I’ve been excited to see 2010’s Clash of the Titans since the previews came out last year. War on the Gods despite great odds? Defiance as a principle and free right? Greek mythology? These are some of my favorite themes. Unfortunately, if it weren’t for Gemma Arterton – who, even while standing pretty still and delivering poorly written, flatly acted lines was still captivating – I might have walked out of the theater.

Interestingly, the main story was actually taken from Christian mythology, rather than Greek: Zeus “loves” human kind, so would not punish them even in their defiance. But something has to be done. So – paraphrasing from the book of Job – Hades (Lucifer) asks Zeus if he can punish the humans; giving Zeus, the all powerful mighty God the loophole to duck out of. So Hades ‘torments’ human kind – although he really does no such thing. He just says you will all die, or you will give up your princess Andromeda. Quite rightly, the villagers don’t give a hoot about the princess and are ready to feed her to the beast.

How the indiscretions of a bunch of blasphemers can be compensated by the blood sacrifice on an innocent, faithful girl, is unclear. Perseus, rather than having any interest in Andromeda, just wants to kill the Kracken to get at Hades, whom he plans to kill (of course, it’s impossible to kill a god and in the end he just banishes him).

OK – the story does sound good. Monsters, princesses, greek gods – but somehow they screw it all up, and the story is peppered by ridiculous, laugh out loud bit of horseshit, inconsequential, underdeveloped characters that come and go, cheap sets and costumes (let’s just rub dirt on everybody – heck they never bathed back then did they?).

It played out like a bad, 30 year old TV B movie (actually the acting was probably better in the old versions, even with the crappy effects). Not that the bad acting was completely the actor’s faults. The lines were god-awful. There was no cohesive plot, no twists, no surprises, nothing interesting at all. Noone said anything funny or clever (the one attempt at humor wasn’t funny and the audience watched sadly as the actors all had to laugh as if it had been). I felt like the actors knew they were making a flop and just wanted to get out as soon as possible so they could put it all behind them.

Sure – great special effects.
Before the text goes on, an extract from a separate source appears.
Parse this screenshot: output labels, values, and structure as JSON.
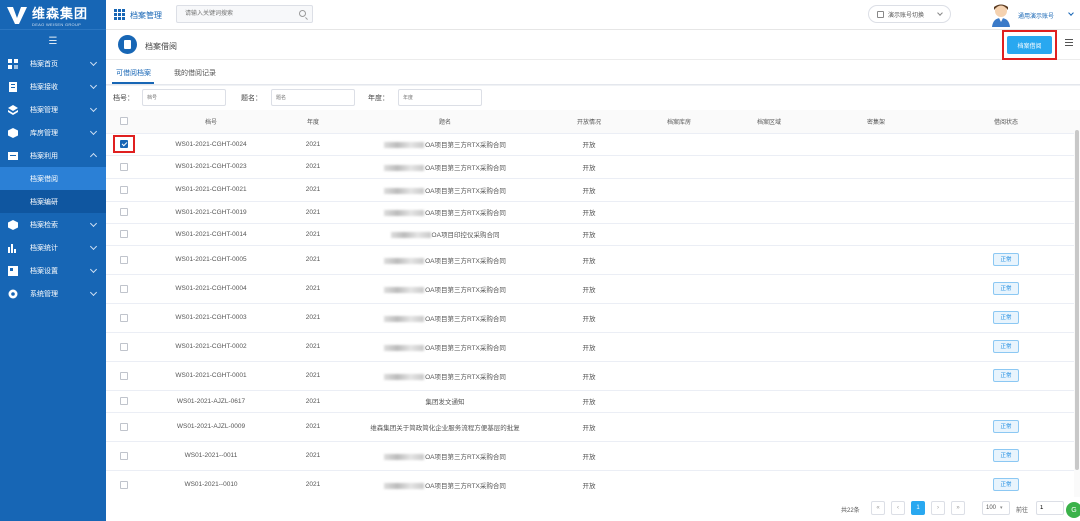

But we’re used to special effects. I could have been home playing God of War Three – which is visually more appealing and has a much stronger story… If I were editing this movie as a novel (which is what I do) I would have torn it apart. Why did this character do/say/think this? What was the motivation? How did they get from here to there so fast? Why is he angry/sad/happy? What’s the reason? Why would Zeus have given Perseus divine presents when Perseus mission was to defy and defeat the gods? etc.

The movie stuck pretty close to the original myth of Perseus and Andromeda, which was interesting to watch – until they absolutely screwed it up in the end by having Perseus ditch Andromeda, and letting Zeus restore the already dead Gemma so that the two demigods could get it on (why Zeus didn’t restore Perseus dead family instead is one of many unanswered questions.)

If you want to see a good movie, go see Percy Jackson’s the Lightning thief: more stars, and better acting. Clash of Titans, it’s true, probably had better effects; but I’ve come to realize effects mean very little when you’re painfully sitting through a movie with gaps in logic, reason, motivation, and consequence.